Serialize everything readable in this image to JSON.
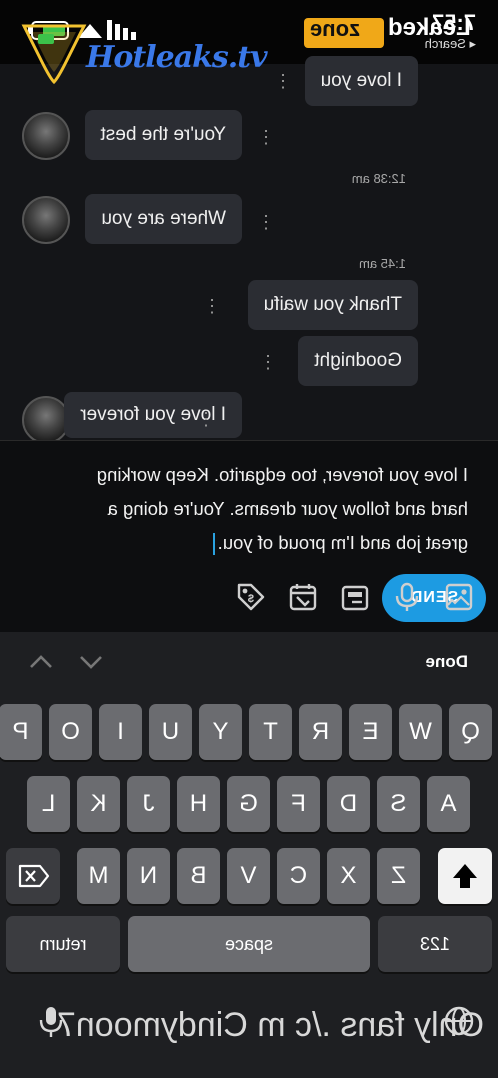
{
  "status_bar": {
    "time": "7:57",
    "app_back": "Search"
  },
  "chat": {
    "messages": [
      {
        "text": "I love you",
        "side": "right"
      },
      {
        "text": "You're the best",
        "side": "left",
        "avatar": true
      },
      {
        "time": "12:38 am"
      },
      {
        "text": "Where are you",
        "side": "left",
        "avatar": true
      },
      {
        "time": "1:45 am"
      },
      {
        "text": "Thank you waifu",
        "side": "right"
      },
      {
        "text": "Goodnight",
        "side": "right"
      },
      {
        "text": "I love you forever",
        "side": "left",
        "avatar": true
      }
    ]
  },
  "composer": {
    "line1": "I love you forever, too edgarito. Keep working",
    "line2": "hard and follow your dreams. You're doing a",
    "line3": "great job and I'm proud of you.",
    "send_label": "SEND",
    "toolbar_icons": [
      "image-icon",
      "microphone-icon",
      "media-icon",
      "calendar-icon",
      "tag-icon"
    ]
  },
  "keyboard": {
    "done_label": "Done",
    "row1": [
      "Q",
      "W",
      "E",
      "R",
      "T",
      "Y",
      "U",
      "I",
      "O",
      "P"
    ],
    "row2": [
      "A",
      "S",
      "D",
      "F",
      "G",
      "H",
      "J",
      "K",
      "L"
    ],
    "row3": [
      "Z",
      "X",
      "C",
      "V",
      "B",
      "N",
      "M"
    ],
    "numbers_label": "123",
    "space_label": "space",
    "return_label": "return",
    "bottom_text": "Only fans ./c m Cindymoon7"
  },
  "overlays": {
    "site_logo": "Hotleaks.tv",
    "watermark_leaked": "Leaked",
    "watermark_zone": "zone"
  }
}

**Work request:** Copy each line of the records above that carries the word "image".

**Output for this task:**
Serialize everything readable in this image to JSON.
      "image-icon",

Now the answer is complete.